Wednesday, March 3, 2010

I Heart JoMar

I used to be such a snob. I've lived in the Philadelphia area for over 30 years and I never went to JoMar. At one point, there was a JoMar location about a mile and a half away from me and I was too much of a snob to ever go there. But lately, it seemed every sewist I know raved about JoMar. I felt left out because I'd never been there. Actually, I did go once. In the Summer of 2008 I think, I was early for a lunch date so I ran in and out in about 15 minutes – hardly enough time to form an impression.

At the PR Weekend Planning meeting, my colleagues talked about the JoMar in Norristown and I decided to make that location my first "real" visit. I was very pleasantly surprised. I found two really nice pieces for 20% off the regular price. That was 20% off $2.00! $1.60 a yard!!! Even the fabric buyer/department manager complimented my selections. I left with 10 yards and I felt great!

I couldn't wait to try the South Philadelphia location.
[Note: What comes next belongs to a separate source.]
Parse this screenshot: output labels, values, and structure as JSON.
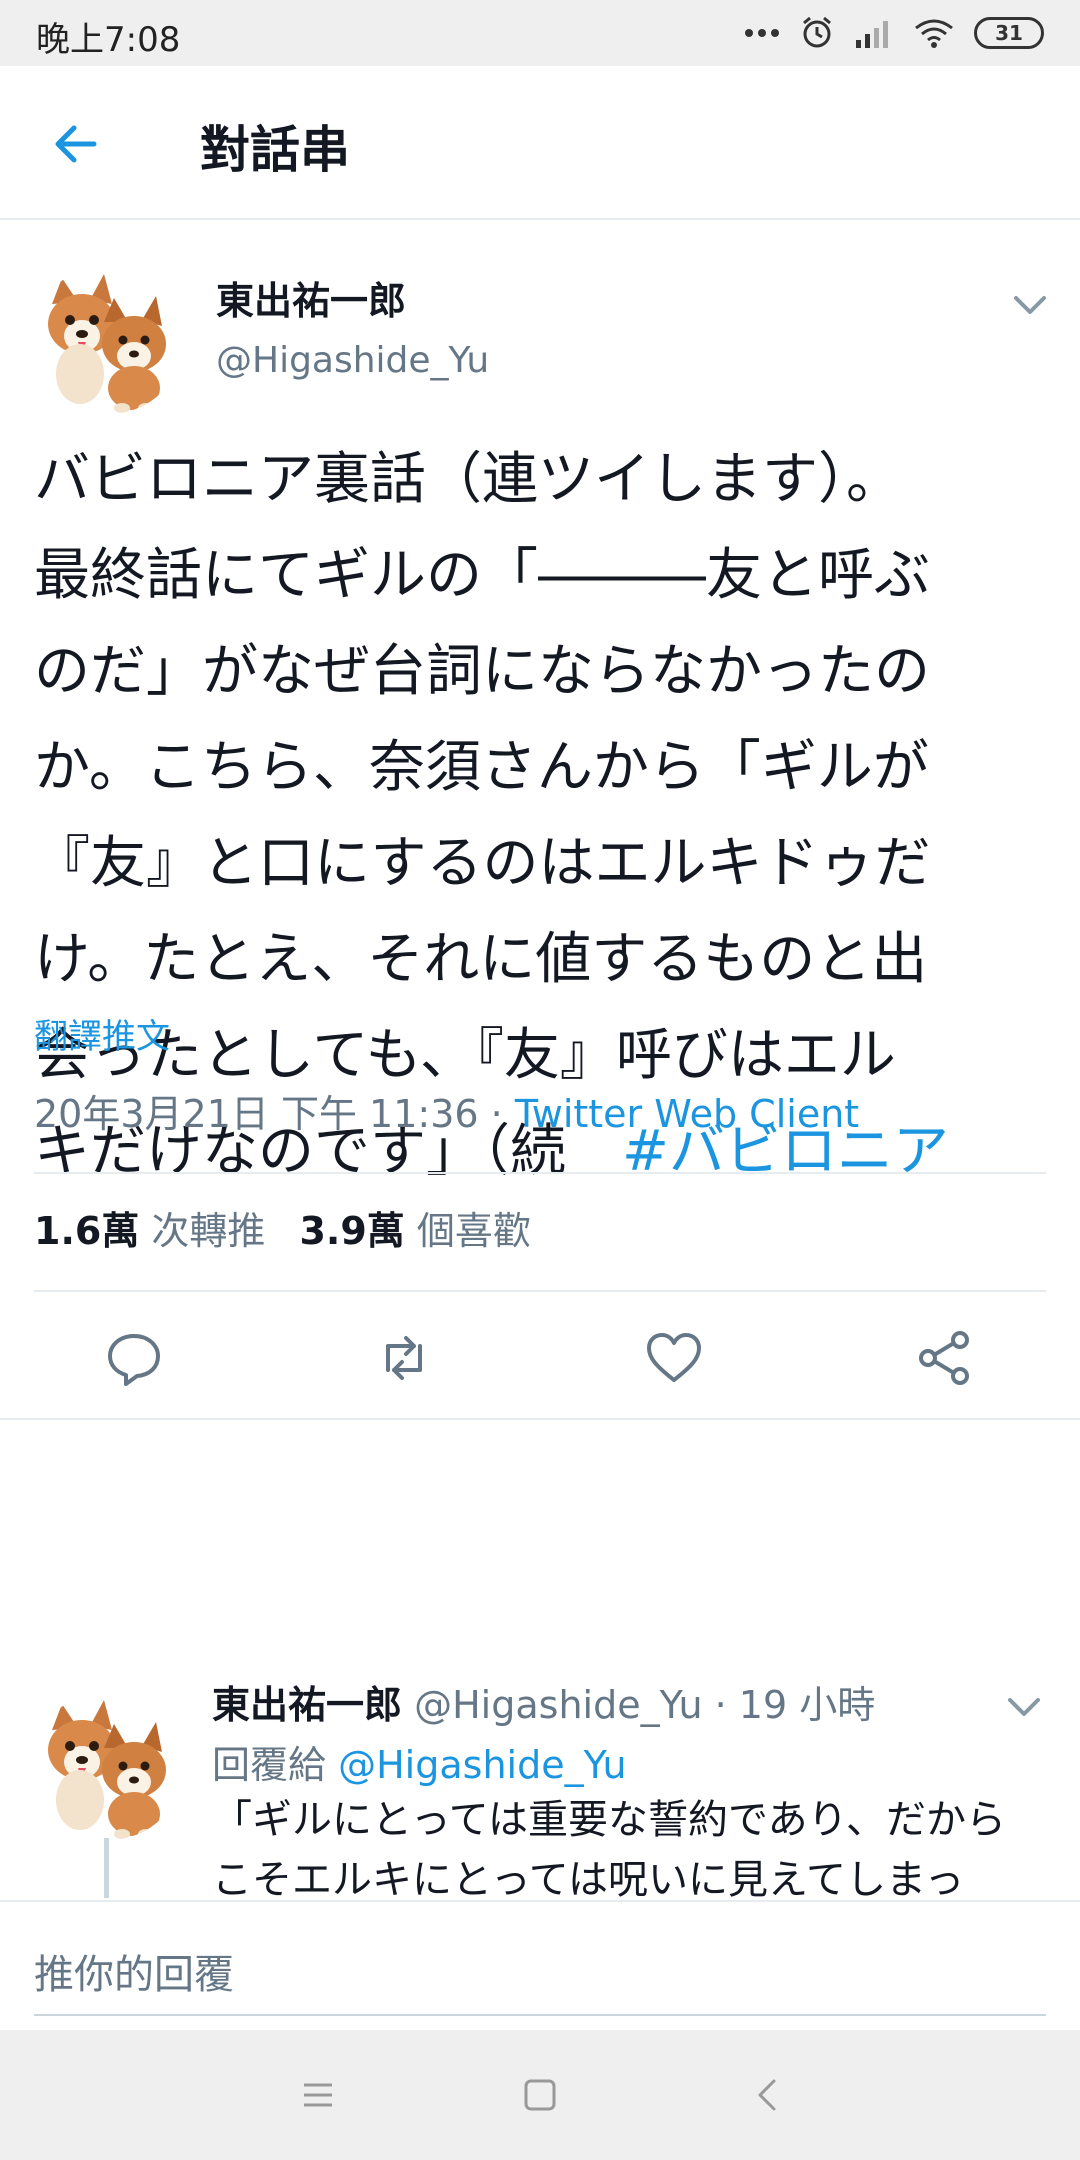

It was closer to me and I hoped the fabrics and selection were just as good. When I finally I went to the South Philly location I found two more pieces to make a nice summer outfit.

Five yards of fabric and a zipper came to about $11.00! I was so happy I could have cried. There is a down side to JoMar, however. Every roll of fabric is not a gem. As is the case in every fabric store, there are rolls of cheap, ugly fabric, but they can be avoided with careful shopping.

Discovering and loving JoMar is really about changing the way I shop for fabric. I used to believe JoAnn, with it's one-stop shopping, was the only place to buy fabric. When I wanted to sew something, I went to JoAnn, chose a pattern and bought the fabric and notions all in one trip. JoMar is not conducive to that type of shopping because you never know what you will find there. I still buy an occasional piece of fabric from JoAnn, but it's become the exception rather than the rule. Now that I've finally found JoMar, I'm going to take my newly evolved attitude there as much as possible.